Metacities are the latest trend in the metaverse. They are considered to have the potential to fill the gap between Web 2.0 and Web 3.0.
Mark Zuckerberg’s announcement of a Facebook rebrand, as well as his Metaverse concept, has spurred developments in the industry, including the rise of “metacities.”
Facebook became Meta, a shortened name whose etymology goes back to the world of the metaverse. This would become the tech billionaire’s new obsession. The metaverse is a virtual reality world where use is an immersive experience.
“Many people think that the metaverse is about a place. But one definition of this is that it’s about a time when basically immersive digital worlds become the primary way we live our lives and spend our time,” Zuckerberg explained of his vision.
It’s a vision that has cost his company as much as $20 billion over a two-year period. This figure could match Zimbabwe’s national budget for six years, with a few changes.
Metacities: The Rise of Digital Cities in the Metaverse
Zuckerberg’s fight is largely lonely. Wall Street analysts urged him to drop the idea altogether and focus on Meta’s core business: social media.
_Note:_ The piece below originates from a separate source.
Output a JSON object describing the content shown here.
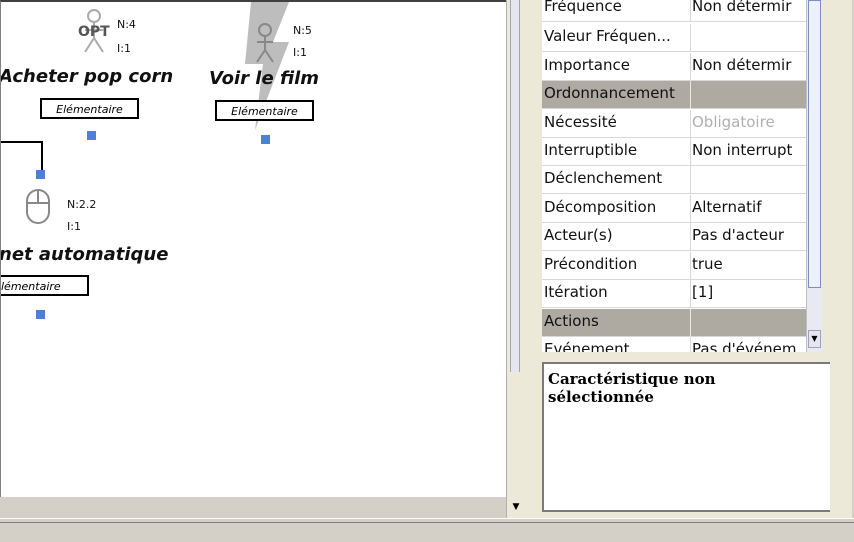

However, new advances in technology show that Zuckerberg’s vision is not the subject of expensive multibillion-dollar hobbies. It may be something that could compress the space and time involved in communication, observers say.
One such player is Crypto House Capital. The digital real estate firm is building a new city in the metaverse: the residential skyscraper MetaReal, also known as “Skylum”, has the potential to bridge the gap between Web 2.0 and Web 3.0, according to Tomas Nascisonis, CEO of Crypto House Capital.
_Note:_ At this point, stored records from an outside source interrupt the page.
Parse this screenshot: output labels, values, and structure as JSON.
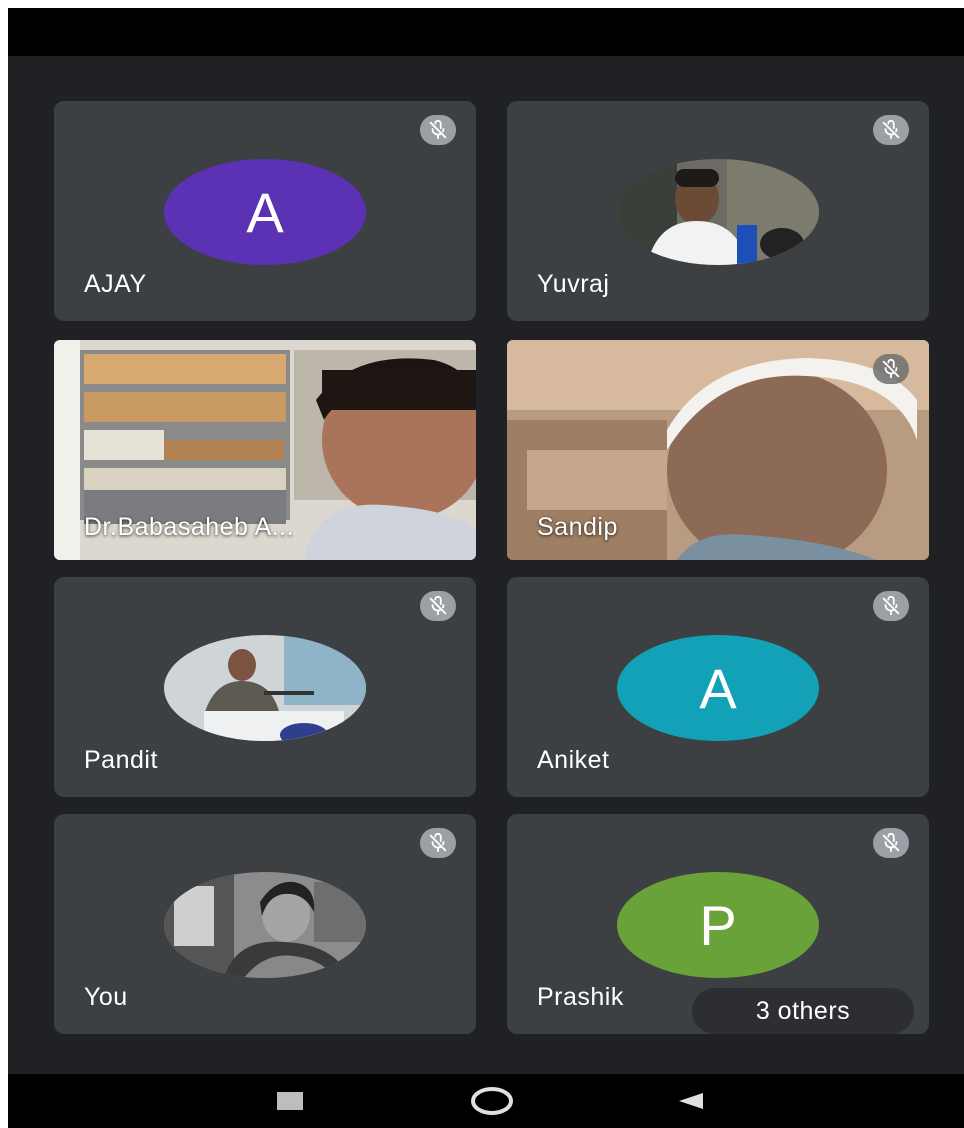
{
  "participants": [
    {
      "name": "AJAY",
      "initial": "A",
      "avatar_color": "#5b32b4",
      "muted": true
    },
    {
      "name": "Yuvraj",
      "muted": true
    },
    {
      "name": "Dr.Babasaheb A...",
      "muted": false
    },
    {
      "name": "Sandip",
      "muted": true
    },
    {
      "name": "Pandit",
      "muted": true
    },
    {
      "name": "Aniket",
      "initial": "A",
      "avatar_color": "#12a1b7",
      "muted": true
    },
    {
      "name": "You",
      "muted": true
    },
    {
      "name": "Prashik",
      "initial": "P",
      "avatar_color": "#6aa23a",
      "muted": true
    }
  ],
  "others_badge": "3 others",
  "nav": {
    "recents_icon": "square-icon",
    "home_icon": "circle-icon",
    "back_icon": "triangle-back-icon"
  },
  "colors": {
    "background": "#202124",
    "tile": "#3c4043"
  }
}
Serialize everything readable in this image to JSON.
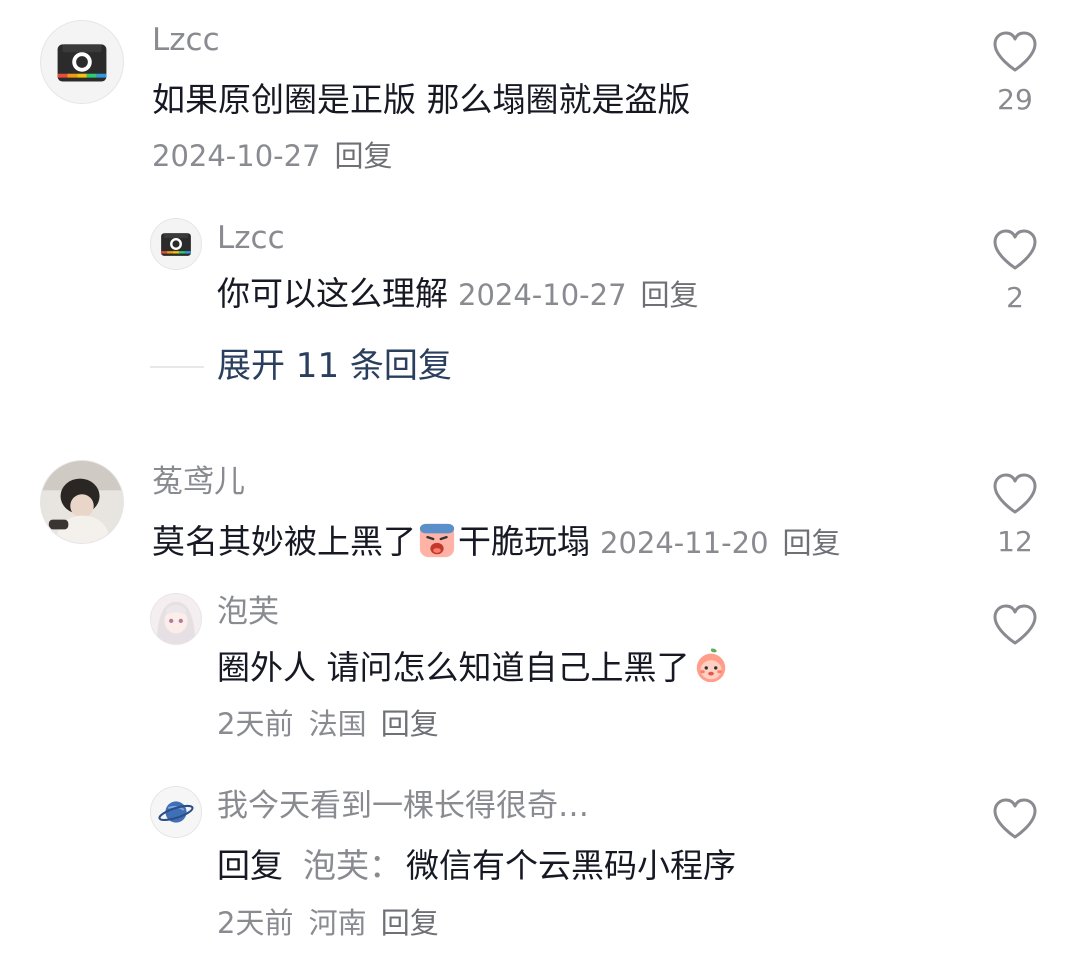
{
  "comments": [
    {
      "author": "Lzcc",
      "text": "如果原创圈是正版 那么塌圈就是盗版",
      "date": "2024-10-27",
      "reply_label": "回复",
      "likes": "29",
      "avatar_icon": "camera-icon",
      "replies": [
        {
          "author": "Lzcc",
          "text": "你可以这么理解",
          "date": "2024-10-27",
          "reply_label": "回复",
          "likes": "2",
          "avatar_icon": "camera-icon"
        }
      ],
      "expand_label": "展开 11 条回复"
    },
    {
      "author": "菟鸢儿",
      "text_before": "莫名其妙被上黑了",
      "emoji": "crying-face-emoji",
      "text_after": "干脆玩塌",
      "date": "2024-11-20",
      "reply_label": "回复",
      "likes": "12",
      "avatar_icon": "photo-avatar",
      "replies": [
        {
          "author": "泡芙",
          "text": "圈外人 请问怎么知道自己上黑了",
          "emoji": "peach-character-emoji",
          "time": "2天前",
          "location": "法国",
          "reply_label": "回复",
          "avatar_icon": "anime-avatar"
        },
        {
          "author": "我今天看到一棵长得很奇…",
          "reply_prefix": "回复",
          "reply_to": "泡芙：",
          "text": "微信有个云黑码小程序",
          "time": "2天前",
          "location": "河南",
          "reply_label": "回复",
          "avatar_icon": "planet-icon"
        }
      ]
    }
  ],
  "colors": {
    "text": "#161823",
    "meta": "#8a8b91",
    "expand": "#2a3f5e",
    "background": "#ffffff"
  }
}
Nascisonis explained that physical buildings with virtual counterparts, or “digital twins,” will have the advantage of attracting existing communities. He defined the concept as a “metareal city”.
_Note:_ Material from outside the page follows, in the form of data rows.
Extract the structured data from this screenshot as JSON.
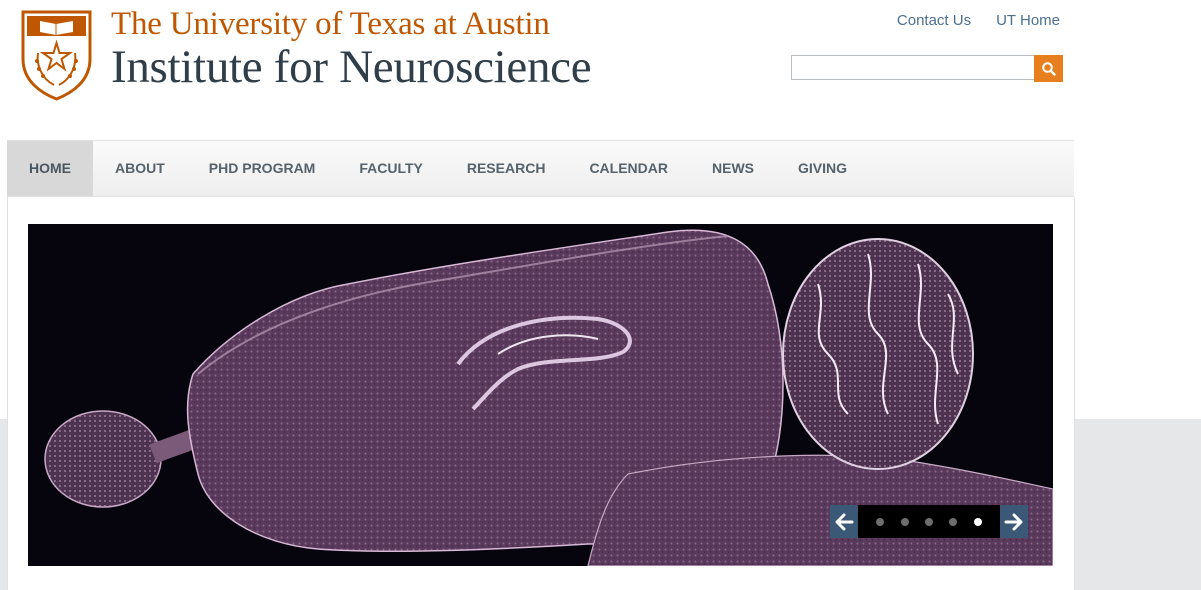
{
  "header": {
    "university_name": "The University of Texas at Austin",
    "institute_name": "Institute for Neuroscience",
    "utility_links": [
      "Contact Us",
      "UT Home"
    ],
    "search": {
      "placeholder": ""
    }
  },
  "nav": {
    "items": [
      "HOME",
      "ABOUT",
      "PHD PROGRAM",
      "FACULTY",
      "RESEARCH",
      "CALENDAR",
      "NEWS",
      "GIVING"
    ],
    "active": "HOME"
  },
  "slideshow": {
    "slide_count": 5,
    "active_slide": 5,
    "image": "sagittal-brain-section"
  },
  "colors": {
    "burnt_orange": "#bf5700",
    "slate": "#2f3e49",
    "link": "#4c6f91",
    "search_button": "#e87f1f",
    "slider_arrow": "#3b5876"
  },
  "icons": [
    "ut-shield-logo",
    "search-icon",
    "arrow-left-icon",
    "arrow-right-icon"
  ]
}
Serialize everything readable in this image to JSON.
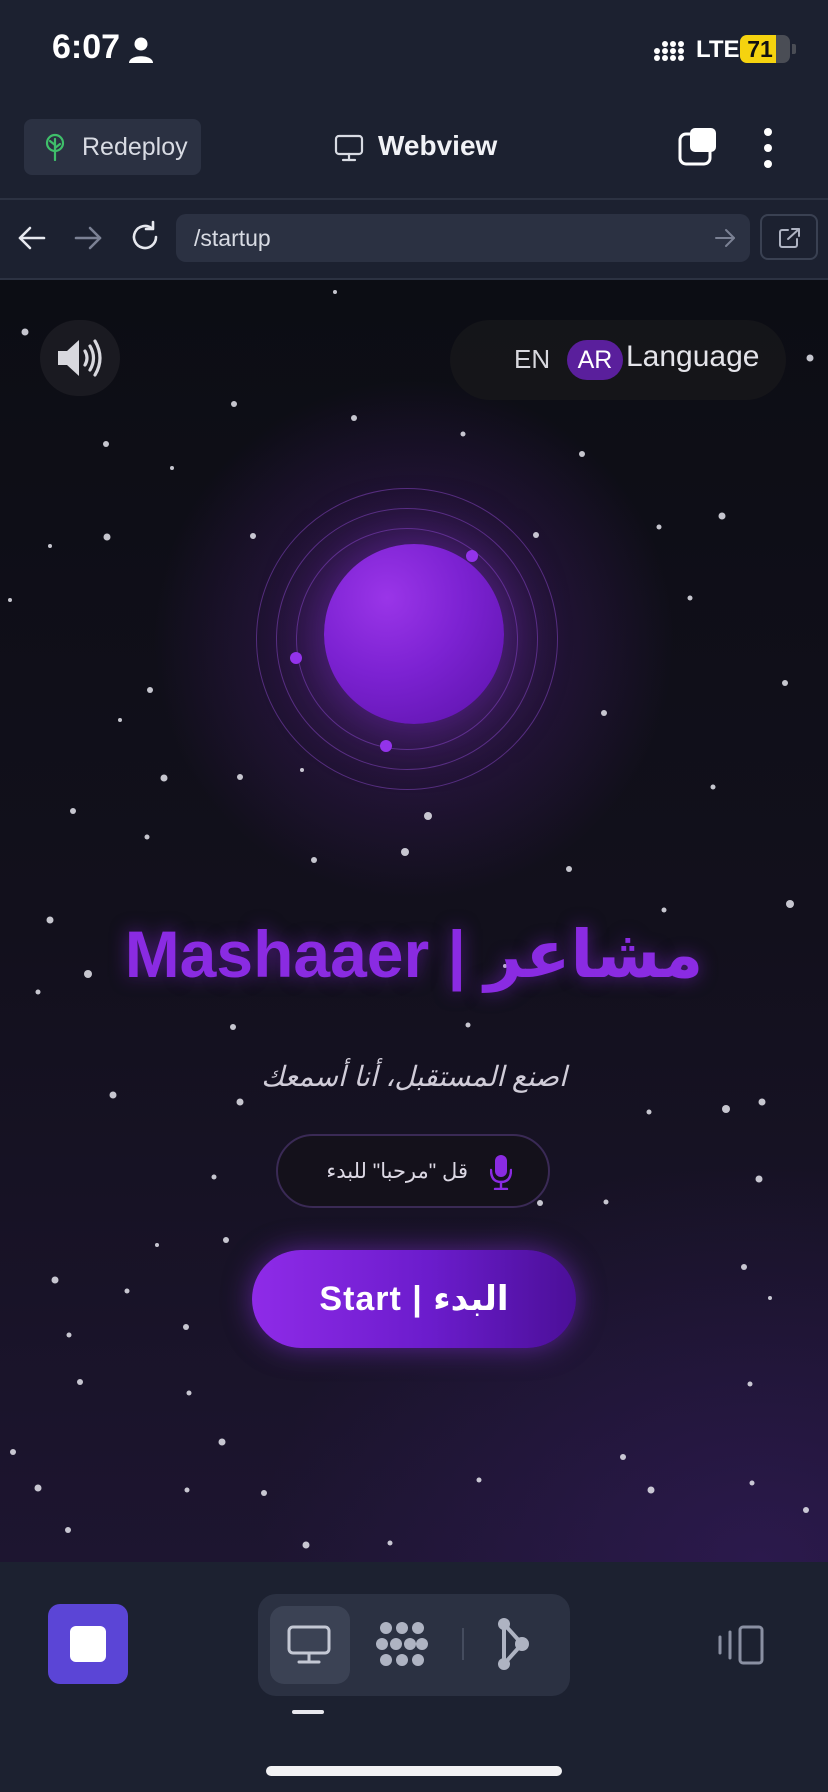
{
  "status_bar": {
    "time": "6:07",
    "network": "LTE",
    "battery": "71"
  },
  "app_bar": {
    "redeploy_label": "Redeploy",
    "title": "Webview"
  },
  "url_bar": {
    "url": "/startup"
  },
  "page": {
    "lang_en": "EN",
    "lang_ar": "AR",
    "lang_label": "Language",
    "title": "Mashaaer | مشاعر",
    "subtitle": "اصنع المستقبل، أنا أسمعك",
    "voice_hint": "قل \"مرحبا\" للبدء",
    "start_label": "Start | البدء"
  },
  "colors": {
    "accent_purple": "#8a2be2",
    "stop_button": "#5b45d6",
    "battery": "#f5d30f",
    "background": "#1c2130"
  },
  "icons": {
    "status": [
      "person-icon",
      "signal-icon"
    ],
    "app_bar": [
      "tree-icon",
      "monitor-icon",
      "tabs-icon",
      "kebab-icon"
    ],
    "url_bar": [
      "back-arrow-icon",
      "forward-arrow-icon",
      "reload-icon",
      "go-arrow-icon",
      "external-link-icon"
    ],
    "page": [
      "speaker-icon",
      "mic-icon"
    ],
    "bottom": [
      "stop-icon",
      "monitor-icon",
      "graph-icon",
      "flow-icon",
      "layout-icon"
    ]
  }
}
Exploring New Attractions in the Metaverse
According to the CEO of Crypto House Capital, technologies like his firm’s Skylum will allow the birth of new tourism and attractions, expanding on existing milestones. Developers will essentially play ‘gods’, but in virtual space, Nascisonis stated.
Whether the idea will become a ‘reality’ remains to be seen. However, Nascisonis and his team have an uphill task. Big companies are struggling to sell the idea at a profit point, due to low take-up.
“It’s hard to say whether or not we’re at the point of widespread adoption of the metaverse,” according to Anthony Logan, co-founder of technology website Mirrorworld. “It is a concept that is still in development, and there is no consensus on exactly what the metaverse will look like, or how it will be used,” he said.
By Audy Castaneda